national crime-reporting systems, he says. That makes scientific research more of a struggle. Plus, our society tends to deny the seriousness of animal abuse, chalking it up to a "boys will be boys" attitude. "I think all of us can remember an occasion when we may have been harmful to an animal, and we see it as a normal part of growing up," Ascione says. But we must try to separate the kids who abuse an animal once, and never again, from those who are crying out for help, he says. He admits it's not easy. One study showed that because of secrecy or ignorance, parents may seriously underestimate their children's cruelty to animals. What to do? Ascione recommends that parents talk to their children, and ask teachers and other caregivers to watch for any other abuse incidents. Education at an early age can work wonders, Ascione wrote in a recent paper for the U.S. Department of Justice and its Office of Juvenile Justice and Delinquency Prevention.
Since children 3 to 7 years old may abuse animals once out of curiosity, one of the best remedies is teaching them to be kind, caring and nurturing. That is exactly the goal of educational programs sponsored by Cleveland's Animal Protective League and other animal-care agencies like it. A few weeks ago, APL staffer Corey Roscoe told attentive first-graders at Clark Elementary School in Cleveland how to stand still and fold their hands under their chins so that a mean-looking stray dog won't bite their fingers. "He might think they're french fries," she said. Staying still for a long time, she said, could make a dog bored enough to go away. Roscoe then introduced four-legged Buddy, a volunteer so mellow he could run the petting gantlet while wearing stuffed antlers. Some of the children who stroked him had never touched a dog before, and had been scared when he first came in the room. "This is a life skill," said Principal Gail Ali. "To me, it's just as important as academics."
A child who learns to protect himself peacefully from a stray dog can meet a challenge and overcome a fear, she says. A child who learns to care for an animal deepens his understanding of how to care for others, and how their parents care for them. "If the kid learns something here, they can go home and give their parents a taste of education," added teacher Bernie
Takacs. But not all schools have time for the sessions. "We have a hard time selling it," says Jeff
Kocian, executive director of the APL. He says he often is turned down by schools who cite a lack of time. "I'm only guessing," he says, "but I think part of it is that the statewide achievement tests are a priority. We're just not a high priority."

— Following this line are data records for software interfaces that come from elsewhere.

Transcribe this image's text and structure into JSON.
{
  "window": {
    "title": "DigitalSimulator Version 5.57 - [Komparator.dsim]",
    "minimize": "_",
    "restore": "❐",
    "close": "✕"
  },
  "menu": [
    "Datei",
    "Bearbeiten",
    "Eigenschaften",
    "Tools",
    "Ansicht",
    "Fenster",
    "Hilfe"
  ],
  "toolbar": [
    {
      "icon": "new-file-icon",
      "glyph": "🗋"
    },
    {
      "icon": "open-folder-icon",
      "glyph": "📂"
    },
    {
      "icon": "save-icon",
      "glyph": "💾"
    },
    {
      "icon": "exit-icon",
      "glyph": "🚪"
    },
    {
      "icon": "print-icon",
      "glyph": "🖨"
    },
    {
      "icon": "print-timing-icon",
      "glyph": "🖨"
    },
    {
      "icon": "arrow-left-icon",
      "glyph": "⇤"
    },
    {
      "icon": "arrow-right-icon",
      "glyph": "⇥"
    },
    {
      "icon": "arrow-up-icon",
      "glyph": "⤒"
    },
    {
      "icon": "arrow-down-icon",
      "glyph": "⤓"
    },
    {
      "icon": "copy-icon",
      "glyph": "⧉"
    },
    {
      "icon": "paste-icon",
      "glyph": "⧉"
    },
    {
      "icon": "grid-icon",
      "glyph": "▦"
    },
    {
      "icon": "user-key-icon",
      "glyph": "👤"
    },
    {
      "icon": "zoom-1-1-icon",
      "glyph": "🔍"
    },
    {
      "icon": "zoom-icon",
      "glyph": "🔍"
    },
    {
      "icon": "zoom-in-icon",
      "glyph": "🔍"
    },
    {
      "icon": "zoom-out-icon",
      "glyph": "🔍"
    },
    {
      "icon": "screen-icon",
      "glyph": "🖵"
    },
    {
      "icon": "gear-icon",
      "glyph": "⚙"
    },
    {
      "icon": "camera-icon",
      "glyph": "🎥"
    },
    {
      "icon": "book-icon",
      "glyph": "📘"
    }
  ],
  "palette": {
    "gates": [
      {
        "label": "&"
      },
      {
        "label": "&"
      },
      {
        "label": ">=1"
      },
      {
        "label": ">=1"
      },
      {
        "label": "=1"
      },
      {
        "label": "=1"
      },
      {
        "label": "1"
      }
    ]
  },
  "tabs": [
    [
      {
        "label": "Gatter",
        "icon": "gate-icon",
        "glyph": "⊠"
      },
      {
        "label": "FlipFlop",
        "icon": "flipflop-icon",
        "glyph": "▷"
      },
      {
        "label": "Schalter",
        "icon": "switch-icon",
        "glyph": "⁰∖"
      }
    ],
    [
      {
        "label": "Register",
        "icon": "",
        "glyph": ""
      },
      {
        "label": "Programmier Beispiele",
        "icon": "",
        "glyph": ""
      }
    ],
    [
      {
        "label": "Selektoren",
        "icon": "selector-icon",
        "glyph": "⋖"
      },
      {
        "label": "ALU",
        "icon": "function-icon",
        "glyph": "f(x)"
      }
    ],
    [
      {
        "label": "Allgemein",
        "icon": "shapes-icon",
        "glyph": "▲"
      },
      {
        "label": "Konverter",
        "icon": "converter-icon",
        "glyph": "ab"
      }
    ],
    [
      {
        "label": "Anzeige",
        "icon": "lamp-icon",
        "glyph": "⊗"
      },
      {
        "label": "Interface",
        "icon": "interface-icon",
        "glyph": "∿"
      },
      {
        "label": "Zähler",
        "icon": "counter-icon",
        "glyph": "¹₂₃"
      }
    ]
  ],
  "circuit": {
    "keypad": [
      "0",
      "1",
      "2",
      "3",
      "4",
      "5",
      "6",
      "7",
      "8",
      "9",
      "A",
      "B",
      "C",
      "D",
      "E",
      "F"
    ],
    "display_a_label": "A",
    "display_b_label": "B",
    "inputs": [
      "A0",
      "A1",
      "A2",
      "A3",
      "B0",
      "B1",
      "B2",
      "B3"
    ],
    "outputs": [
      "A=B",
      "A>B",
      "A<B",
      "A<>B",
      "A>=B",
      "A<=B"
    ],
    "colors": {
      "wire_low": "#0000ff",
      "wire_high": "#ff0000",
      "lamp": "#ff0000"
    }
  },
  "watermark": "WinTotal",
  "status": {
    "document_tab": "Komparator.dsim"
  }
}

Ascione says that nationally there is a growing interest in the topic of animal abuse. It has deep roots, he says, following on the heels of revelations about child abuse, sexual abuse, elderly abuse and spousal abuse. "I think we're getting better at providing services for those in our society who are vulnerable," says
Ascione. "We don't always reach as many victims as we'd like to, but animals are often considered another member of the family, and they are one more group that is finally getting recognized. It's like the circle of care that is widening to encompass the human and animal family." Phyllis
Carlson-Riehm, a Cincinnati-based representative of the Action Ohio Coalition for Battered Women, says women's shelters are starting to close the gap with companion animals. She knows of a woman who started a foster care program for the pets of women in a Pickaway County shelter, south of Columbus, and knows of an on-site animal shelter planned at another women's shelter in
What a great source of consolation and healing for the victim, for the victim's children, and for the pet," she says. This circle of care is not always backed by law. Only two states require veterinarians to report animal abuse. And only a few encourage judges to order psychological exams for convicted animal abusers. Ohio is not yet among them.
Contact Debbi Snook at: